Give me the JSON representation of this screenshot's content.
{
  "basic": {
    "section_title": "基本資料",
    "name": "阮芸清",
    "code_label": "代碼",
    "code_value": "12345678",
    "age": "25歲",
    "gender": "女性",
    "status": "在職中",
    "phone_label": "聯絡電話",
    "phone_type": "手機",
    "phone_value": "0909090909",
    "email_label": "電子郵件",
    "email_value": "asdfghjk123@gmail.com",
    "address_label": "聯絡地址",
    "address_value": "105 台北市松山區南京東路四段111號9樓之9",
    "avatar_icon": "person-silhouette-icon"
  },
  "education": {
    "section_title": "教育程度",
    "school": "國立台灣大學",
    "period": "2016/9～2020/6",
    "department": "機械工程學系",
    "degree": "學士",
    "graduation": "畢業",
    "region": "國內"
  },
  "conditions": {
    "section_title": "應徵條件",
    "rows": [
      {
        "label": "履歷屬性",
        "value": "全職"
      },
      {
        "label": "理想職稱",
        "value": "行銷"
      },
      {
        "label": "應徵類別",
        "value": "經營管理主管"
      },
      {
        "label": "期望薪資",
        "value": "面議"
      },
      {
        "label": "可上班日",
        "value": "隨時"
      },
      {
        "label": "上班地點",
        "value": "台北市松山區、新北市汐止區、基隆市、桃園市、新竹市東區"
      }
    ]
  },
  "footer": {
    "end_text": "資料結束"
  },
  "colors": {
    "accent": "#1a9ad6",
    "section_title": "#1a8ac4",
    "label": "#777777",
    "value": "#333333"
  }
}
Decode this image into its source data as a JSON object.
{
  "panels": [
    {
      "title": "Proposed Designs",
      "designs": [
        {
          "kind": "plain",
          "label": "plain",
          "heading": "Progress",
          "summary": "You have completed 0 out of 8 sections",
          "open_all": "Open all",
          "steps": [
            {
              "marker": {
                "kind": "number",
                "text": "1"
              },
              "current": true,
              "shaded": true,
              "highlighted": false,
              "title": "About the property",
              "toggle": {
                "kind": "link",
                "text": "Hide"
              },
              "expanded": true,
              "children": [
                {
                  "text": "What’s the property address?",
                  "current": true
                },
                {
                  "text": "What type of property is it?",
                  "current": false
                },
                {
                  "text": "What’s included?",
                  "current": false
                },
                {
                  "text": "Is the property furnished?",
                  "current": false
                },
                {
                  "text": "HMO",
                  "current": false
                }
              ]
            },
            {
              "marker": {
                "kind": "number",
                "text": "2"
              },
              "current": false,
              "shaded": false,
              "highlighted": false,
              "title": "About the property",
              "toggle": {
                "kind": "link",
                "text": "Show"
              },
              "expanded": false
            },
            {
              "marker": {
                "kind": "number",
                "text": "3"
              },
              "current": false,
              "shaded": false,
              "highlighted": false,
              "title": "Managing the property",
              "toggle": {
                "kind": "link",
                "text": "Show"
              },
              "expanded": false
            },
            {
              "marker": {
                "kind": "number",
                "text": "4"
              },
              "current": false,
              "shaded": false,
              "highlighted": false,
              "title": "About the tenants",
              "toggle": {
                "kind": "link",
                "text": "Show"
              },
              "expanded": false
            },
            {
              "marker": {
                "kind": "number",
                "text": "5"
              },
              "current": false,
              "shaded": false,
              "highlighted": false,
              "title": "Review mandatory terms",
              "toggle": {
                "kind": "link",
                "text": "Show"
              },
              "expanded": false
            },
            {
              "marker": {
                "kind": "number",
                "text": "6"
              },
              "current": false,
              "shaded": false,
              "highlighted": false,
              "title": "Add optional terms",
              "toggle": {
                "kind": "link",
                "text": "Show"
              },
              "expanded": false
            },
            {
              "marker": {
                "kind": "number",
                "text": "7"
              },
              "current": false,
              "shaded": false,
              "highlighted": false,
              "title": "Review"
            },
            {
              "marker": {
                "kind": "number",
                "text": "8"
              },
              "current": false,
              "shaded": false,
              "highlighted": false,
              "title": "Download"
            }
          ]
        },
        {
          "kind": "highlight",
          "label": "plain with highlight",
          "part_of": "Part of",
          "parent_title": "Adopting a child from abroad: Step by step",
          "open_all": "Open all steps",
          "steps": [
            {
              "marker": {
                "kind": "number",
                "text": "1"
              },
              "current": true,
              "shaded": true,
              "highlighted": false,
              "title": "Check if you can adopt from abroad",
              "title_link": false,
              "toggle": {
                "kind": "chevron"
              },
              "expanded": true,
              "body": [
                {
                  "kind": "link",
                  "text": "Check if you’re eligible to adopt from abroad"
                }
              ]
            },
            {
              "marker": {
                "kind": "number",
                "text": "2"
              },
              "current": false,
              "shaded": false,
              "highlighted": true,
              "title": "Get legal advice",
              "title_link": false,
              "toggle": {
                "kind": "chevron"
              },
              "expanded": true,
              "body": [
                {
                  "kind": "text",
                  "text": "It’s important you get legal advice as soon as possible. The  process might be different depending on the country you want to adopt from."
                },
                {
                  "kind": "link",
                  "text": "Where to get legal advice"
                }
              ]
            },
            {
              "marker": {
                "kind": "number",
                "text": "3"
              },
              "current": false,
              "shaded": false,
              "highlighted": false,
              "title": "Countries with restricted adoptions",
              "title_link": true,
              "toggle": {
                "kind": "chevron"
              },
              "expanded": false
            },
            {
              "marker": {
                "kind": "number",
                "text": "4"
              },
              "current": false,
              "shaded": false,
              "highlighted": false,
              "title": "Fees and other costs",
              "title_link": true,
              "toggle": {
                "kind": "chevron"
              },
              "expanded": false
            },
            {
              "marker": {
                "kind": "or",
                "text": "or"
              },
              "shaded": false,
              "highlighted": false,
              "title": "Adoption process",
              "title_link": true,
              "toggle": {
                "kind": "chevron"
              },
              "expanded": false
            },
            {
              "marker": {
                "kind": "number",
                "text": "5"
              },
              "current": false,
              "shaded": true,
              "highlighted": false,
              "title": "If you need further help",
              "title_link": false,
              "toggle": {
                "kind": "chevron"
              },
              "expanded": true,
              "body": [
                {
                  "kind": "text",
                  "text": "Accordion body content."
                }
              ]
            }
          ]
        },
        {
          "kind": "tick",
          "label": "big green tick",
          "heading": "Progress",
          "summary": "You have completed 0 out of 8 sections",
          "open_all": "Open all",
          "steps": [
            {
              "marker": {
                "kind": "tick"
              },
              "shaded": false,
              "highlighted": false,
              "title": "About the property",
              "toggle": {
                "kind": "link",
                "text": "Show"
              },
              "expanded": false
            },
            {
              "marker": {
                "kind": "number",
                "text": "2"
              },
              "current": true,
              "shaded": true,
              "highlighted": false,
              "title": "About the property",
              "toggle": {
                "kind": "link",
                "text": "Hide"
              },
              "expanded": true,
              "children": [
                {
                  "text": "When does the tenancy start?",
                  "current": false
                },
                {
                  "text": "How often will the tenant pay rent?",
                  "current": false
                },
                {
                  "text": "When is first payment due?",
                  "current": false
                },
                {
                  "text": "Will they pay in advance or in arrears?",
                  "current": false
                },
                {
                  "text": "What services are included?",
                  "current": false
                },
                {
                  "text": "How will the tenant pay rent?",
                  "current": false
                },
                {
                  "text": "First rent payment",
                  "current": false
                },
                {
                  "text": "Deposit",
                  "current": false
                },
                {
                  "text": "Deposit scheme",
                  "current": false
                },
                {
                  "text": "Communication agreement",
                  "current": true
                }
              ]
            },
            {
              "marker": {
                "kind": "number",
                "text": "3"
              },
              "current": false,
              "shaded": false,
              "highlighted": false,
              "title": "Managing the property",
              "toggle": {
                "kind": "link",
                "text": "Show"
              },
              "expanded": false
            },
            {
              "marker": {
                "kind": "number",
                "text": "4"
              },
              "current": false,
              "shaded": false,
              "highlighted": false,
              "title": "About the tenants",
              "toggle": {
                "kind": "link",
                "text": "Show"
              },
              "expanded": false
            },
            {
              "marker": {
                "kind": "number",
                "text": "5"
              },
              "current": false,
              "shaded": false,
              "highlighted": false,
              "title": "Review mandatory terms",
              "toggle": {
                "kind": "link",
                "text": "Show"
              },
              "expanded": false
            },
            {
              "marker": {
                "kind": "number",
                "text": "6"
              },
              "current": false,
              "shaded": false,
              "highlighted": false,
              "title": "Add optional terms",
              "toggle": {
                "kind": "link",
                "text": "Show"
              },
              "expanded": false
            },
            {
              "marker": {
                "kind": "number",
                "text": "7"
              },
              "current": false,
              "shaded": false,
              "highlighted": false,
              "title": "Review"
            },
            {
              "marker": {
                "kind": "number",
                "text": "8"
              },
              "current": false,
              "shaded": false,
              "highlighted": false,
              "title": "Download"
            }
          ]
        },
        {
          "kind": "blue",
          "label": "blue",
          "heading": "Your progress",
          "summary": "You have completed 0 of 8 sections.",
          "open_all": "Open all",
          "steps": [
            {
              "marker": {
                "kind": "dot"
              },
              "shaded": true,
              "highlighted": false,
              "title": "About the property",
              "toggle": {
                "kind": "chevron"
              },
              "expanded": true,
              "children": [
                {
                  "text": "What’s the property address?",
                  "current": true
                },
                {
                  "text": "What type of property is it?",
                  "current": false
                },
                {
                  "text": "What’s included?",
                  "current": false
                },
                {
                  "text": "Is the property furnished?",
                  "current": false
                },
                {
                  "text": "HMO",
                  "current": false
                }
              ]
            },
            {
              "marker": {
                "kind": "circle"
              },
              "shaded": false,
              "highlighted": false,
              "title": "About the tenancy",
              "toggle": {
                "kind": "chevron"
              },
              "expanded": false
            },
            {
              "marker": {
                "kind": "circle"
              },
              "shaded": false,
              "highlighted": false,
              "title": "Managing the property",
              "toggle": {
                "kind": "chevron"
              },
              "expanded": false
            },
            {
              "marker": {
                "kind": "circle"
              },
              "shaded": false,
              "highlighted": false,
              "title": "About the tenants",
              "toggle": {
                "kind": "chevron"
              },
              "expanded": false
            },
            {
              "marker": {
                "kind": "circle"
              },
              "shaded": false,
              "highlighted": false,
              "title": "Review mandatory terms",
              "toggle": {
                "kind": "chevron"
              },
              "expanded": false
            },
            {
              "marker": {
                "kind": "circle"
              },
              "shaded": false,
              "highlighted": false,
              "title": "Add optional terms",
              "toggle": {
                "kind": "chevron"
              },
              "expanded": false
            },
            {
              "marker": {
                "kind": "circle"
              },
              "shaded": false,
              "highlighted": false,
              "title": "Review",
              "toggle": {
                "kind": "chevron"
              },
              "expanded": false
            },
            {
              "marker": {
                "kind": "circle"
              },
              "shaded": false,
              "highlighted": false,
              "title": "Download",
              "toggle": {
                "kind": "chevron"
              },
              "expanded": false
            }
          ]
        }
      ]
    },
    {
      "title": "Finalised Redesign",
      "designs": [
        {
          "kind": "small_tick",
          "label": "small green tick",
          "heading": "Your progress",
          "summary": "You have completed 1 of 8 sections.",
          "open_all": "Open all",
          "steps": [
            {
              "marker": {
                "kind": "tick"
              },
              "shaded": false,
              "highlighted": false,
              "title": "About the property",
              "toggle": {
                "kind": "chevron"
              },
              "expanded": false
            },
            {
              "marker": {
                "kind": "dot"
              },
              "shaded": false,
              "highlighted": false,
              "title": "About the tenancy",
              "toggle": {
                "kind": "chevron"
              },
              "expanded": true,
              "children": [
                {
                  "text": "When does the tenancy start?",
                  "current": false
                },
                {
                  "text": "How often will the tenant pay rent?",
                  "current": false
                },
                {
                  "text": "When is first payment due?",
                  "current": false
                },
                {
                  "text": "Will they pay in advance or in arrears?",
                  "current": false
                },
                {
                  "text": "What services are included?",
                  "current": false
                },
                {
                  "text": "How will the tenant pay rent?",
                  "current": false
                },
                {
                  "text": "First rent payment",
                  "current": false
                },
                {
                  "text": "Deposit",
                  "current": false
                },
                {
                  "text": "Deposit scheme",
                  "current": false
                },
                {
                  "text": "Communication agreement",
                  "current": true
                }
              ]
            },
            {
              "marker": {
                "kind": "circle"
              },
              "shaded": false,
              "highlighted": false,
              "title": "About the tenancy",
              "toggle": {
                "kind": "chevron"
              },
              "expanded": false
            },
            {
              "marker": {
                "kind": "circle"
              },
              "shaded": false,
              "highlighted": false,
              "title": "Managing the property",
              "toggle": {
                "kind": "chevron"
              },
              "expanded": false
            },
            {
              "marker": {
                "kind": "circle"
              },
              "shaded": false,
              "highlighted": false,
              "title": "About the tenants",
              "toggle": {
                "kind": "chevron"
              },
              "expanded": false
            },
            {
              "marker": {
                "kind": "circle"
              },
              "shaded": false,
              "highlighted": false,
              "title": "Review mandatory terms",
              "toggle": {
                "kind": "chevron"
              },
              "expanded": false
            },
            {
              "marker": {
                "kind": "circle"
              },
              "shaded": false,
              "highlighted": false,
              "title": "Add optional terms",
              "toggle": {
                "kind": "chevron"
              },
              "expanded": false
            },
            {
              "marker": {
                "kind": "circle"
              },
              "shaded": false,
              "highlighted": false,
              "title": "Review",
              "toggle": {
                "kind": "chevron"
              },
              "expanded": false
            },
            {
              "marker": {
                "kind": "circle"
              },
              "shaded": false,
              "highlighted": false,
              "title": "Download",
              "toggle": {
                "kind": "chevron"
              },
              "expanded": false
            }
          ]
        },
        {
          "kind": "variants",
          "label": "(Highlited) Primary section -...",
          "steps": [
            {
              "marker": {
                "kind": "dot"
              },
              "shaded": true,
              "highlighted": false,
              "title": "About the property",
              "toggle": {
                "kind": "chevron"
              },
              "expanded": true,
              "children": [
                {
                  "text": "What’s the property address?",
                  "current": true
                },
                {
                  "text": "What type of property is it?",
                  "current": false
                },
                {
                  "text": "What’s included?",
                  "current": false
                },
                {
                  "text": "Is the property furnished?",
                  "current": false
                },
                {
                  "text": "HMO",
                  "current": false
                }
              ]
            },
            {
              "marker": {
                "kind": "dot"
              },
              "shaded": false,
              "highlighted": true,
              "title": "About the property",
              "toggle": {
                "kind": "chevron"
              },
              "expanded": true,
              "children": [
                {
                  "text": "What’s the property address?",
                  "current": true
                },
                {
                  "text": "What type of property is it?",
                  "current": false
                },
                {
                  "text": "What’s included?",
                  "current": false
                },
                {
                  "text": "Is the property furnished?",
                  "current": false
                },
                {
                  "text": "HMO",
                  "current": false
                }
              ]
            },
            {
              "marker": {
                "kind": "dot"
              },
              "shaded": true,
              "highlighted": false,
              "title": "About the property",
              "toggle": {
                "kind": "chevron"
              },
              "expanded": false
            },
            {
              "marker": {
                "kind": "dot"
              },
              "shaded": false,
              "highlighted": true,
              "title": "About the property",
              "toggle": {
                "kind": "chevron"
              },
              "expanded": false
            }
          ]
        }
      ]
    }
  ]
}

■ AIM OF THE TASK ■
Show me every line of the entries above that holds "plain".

■ EXPECTED ANSWER ■
          "kind": "plain",
          "label": "plain",
          "label": "plain with highlight",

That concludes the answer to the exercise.